• EXERCISE DESCRIPTION:
Return copies of the lines below that mention "title".

Items from an interface collection:
============

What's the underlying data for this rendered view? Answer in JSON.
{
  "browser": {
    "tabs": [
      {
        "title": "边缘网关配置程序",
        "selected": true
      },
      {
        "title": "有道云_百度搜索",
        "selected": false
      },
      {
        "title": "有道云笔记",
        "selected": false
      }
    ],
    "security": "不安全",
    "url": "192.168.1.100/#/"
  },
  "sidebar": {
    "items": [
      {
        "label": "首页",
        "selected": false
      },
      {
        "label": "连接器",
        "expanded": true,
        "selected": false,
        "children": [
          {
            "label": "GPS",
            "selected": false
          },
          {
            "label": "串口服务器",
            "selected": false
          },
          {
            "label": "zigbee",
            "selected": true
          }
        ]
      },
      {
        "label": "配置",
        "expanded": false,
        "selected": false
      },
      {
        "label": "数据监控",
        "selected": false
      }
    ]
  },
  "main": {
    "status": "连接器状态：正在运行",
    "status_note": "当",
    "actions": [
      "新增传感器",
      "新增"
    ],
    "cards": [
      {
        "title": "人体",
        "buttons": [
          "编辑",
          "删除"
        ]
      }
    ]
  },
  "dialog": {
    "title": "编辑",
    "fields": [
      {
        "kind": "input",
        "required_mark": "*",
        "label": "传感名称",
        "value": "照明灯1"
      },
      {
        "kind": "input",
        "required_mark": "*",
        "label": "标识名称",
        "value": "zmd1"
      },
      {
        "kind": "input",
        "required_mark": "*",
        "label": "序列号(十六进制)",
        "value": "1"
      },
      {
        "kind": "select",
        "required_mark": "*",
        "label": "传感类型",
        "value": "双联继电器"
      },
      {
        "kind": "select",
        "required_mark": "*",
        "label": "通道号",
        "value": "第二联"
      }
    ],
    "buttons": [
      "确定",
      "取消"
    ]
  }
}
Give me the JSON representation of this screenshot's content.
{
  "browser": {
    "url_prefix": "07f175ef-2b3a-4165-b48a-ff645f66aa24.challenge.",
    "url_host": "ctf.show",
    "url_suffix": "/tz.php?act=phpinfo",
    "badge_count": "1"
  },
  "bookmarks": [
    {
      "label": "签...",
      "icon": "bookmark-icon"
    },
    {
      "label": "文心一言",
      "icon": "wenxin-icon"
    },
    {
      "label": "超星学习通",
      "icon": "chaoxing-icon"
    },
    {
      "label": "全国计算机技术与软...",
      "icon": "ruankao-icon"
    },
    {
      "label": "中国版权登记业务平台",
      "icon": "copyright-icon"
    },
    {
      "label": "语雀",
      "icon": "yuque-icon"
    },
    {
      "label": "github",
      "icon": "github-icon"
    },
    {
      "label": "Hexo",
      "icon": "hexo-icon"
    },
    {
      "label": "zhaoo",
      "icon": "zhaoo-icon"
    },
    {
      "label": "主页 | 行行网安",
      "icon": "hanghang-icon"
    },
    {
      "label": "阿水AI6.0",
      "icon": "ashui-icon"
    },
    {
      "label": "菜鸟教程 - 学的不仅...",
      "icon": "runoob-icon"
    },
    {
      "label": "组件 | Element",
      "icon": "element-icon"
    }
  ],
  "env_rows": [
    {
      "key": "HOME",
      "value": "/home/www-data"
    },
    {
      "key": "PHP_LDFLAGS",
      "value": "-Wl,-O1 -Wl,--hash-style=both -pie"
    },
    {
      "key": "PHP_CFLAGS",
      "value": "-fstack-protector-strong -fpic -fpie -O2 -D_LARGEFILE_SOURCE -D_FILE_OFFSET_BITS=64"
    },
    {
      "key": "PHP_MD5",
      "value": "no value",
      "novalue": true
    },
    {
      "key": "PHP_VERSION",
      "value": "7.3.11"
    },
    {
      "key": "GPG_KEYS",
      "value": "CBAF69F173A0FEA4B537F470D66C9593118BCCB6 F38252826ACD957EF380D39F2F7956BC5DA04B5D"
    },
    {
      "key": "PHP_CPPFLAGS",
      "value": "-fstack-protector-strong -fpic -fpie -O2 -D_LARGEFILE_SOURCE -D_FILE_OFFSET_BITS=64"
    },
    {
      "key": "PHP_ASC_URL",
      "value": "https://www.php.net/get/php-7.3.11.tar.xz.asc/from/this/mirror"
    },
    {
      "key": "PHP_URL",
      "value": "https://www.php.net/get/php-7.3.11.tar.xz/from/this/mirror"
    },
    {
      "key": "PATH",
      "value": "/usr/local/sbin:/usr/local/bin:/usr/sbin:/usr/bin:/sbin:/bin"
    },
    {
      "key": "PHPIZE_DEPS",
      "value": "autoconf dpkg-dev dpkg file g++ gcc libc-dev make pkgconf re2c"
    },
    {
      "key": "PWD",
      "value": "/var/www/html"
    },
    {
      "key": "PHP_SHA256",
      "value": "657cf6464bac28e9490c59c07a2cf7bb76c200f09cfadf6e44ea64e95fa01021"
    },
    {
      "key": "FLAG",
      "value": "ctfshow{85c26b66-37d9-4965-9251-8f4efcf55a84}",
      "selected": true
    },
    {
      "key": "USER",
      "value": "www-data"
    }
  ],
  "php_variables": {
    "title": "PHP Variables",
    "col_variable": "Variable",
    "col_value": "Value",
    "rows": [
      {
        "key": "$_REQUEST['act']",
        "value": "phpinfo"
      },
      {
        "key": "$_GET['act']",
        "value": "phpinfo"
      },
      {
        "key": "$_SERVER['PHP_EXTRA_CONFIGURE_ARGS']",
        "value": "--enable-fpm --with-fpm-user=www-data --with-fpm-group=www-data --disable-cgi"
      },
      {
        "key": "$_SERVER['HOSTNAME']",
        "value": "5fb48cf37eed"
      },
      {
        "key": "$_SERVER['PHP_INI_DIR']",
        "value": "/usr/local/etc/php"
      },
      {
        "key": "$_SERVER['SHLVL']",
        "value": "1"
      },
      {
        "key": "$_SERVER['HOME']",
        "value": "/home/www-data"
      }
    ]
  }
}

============

• EXERCISE RESPONSE:
        "title": "边缘网关配置程序",
        "title": "有道云_百度搜索",
        "title": "有道云笔记",
        "title": "人体",
    "title": "编辑",
    "title": "PHP Variables",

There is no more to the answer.